2) Backplane fan speed controller.
3) Mounting hardware.
4) Molex passthrough with connectors.
5) Thermal sensor with connector.
6) Instruction sheet.
Also included is a sheet of thermal tape to affix the thermal sensor.
PRODUCT WALKTHROUGH & PICTORIAL
The most obvious feature of the Thermaltake Smart Fan is its size. As you can see, it dwarfs an 80mm fan.
With its many options for speed control, the Smart Fan could be used as an intake or exhaust fan as well as a cooler for some of the larger heatsinks now on the market. There are basically three configurations in which the fan can be utilized to keep temperatures under control in a computer case.

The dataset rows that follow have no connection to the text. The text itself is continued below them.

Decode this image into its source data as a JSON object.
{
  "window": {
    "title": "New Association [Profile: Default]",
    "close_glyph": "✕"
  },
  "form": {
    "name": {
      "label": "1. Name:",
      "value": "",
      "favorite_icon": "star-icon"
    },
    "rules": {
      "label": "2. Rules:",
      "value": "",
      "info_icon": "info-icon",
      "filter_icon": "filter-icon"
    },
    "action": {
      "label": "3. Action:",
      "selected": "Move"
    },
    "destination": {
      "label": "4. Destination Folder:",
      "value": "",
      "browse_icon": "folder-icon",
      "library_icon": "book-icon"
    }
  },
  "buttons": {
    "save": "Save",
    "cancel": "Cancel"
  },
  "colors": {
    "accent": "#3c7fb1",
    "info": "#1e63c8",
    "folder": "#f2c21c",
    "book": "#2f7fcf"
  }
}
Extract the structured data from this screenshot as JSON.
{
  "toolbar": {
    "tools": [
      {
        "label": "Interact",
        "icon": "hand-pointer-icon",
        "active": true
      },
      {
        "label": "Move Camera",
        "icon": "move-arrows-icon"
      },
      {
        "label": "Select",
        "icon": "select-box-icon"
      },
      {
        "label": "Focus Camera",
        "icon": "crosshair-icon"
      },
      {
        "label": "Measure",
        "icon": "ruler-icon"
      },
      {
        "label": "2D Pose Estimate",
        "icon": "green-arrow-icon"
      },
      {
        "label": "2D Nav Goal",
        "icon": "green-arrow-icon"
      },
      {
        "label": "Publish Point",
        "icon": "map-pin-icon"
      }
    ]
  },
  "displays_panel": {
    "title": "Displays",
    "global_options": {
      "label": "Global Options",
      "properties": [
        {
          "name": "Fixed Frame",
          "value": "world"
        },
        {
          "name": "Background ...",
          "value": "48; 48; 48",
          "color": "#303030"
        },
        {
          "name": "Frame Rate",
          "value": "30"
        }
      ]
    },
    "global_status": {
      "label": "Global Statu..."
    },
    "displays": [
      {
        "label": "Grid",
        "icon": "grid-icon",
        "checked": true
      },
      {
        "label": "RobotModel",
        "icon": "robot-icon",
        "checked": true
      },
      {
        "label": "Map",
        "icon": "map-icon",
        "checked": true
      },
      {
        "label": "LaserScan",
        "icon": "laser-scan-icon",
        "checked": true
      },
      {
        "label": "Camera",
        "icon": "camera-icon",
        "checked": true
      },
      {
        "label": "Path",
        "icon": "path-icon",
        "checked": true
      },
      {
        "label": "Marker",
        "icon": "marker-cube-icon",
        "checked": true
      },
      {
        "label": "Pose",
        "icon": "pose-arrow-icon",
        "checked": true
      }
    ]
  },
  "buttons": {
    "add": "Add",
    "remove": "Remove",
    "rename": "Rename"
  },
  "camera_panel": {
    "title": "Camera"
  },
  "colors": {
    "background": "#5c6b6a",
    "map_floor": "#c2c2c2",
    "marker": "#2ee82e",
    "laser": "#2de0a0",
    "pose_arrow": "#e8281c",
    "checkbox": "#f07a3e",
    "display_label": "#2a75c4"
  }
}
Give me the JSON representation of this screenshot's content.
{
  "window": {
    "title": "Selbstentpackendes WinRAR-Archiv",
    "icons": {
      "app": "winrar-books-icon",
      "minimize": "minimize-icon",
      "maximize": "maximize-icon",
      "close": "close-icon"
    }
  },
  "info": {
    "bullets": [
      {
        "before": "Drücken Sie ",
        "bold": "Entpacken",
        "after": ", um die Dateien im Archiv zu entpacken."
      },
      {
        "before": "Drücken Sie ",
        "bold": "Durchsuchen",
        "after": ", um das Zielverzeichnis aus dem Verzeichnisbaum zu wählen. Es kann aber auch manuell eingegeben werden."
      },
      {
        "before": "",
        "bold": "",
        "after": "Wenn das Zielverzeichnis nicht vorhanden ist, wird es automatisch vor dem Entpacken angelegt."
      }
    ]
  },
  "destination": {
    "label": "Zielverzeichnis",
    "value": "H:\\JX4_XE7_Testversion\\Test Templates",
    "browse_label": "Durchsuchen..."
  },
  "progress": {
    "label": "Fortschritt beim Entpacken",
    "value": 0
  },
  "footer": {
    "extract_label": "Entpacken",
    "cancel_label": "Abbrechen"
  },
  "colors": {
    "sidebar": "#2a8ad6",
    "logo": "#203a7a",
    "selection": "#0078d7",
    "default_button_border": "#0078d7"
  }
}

To paraphrase the (rather thin and less than clear) installation sheet, AI function 1 enables full speed operation of the fan at all times. This is the simplest operational mode, as you just install the fan as it comes from the box, plug in the 4-pin molex and let 'er rip. Maximum airflow, and maximum noise are the result. Personally, this option is just too noisy for me.
AI function 2 uses the thermal sensor to automatically adjust fan speed as temperatures rise or fall. Thermaltake makes a couple of suggestions for sensor placement depending on which brand of CPU is used, but the sensor could be placed on most any component, or in any area of the case to keep tabs on temperature and adjust the fan accordingly. The probe leads are 12 inches long and should provide freedom of placement in all but the largest cases. To enable function 2, simply affix the probe to the desired surface with the included tape, remove the jumper on one set of leads from the fan, attach the probe leads and plug in the molex connector. I tested function 2 performance with a heat gun judiciously applied to the sensor and found that it worked flawlessly, although it basically operates at high or low speed, rather than ramping up from low to high. As I mentioned before, I think this fan kit would be a great compliment to one of the larger heatsinks now available.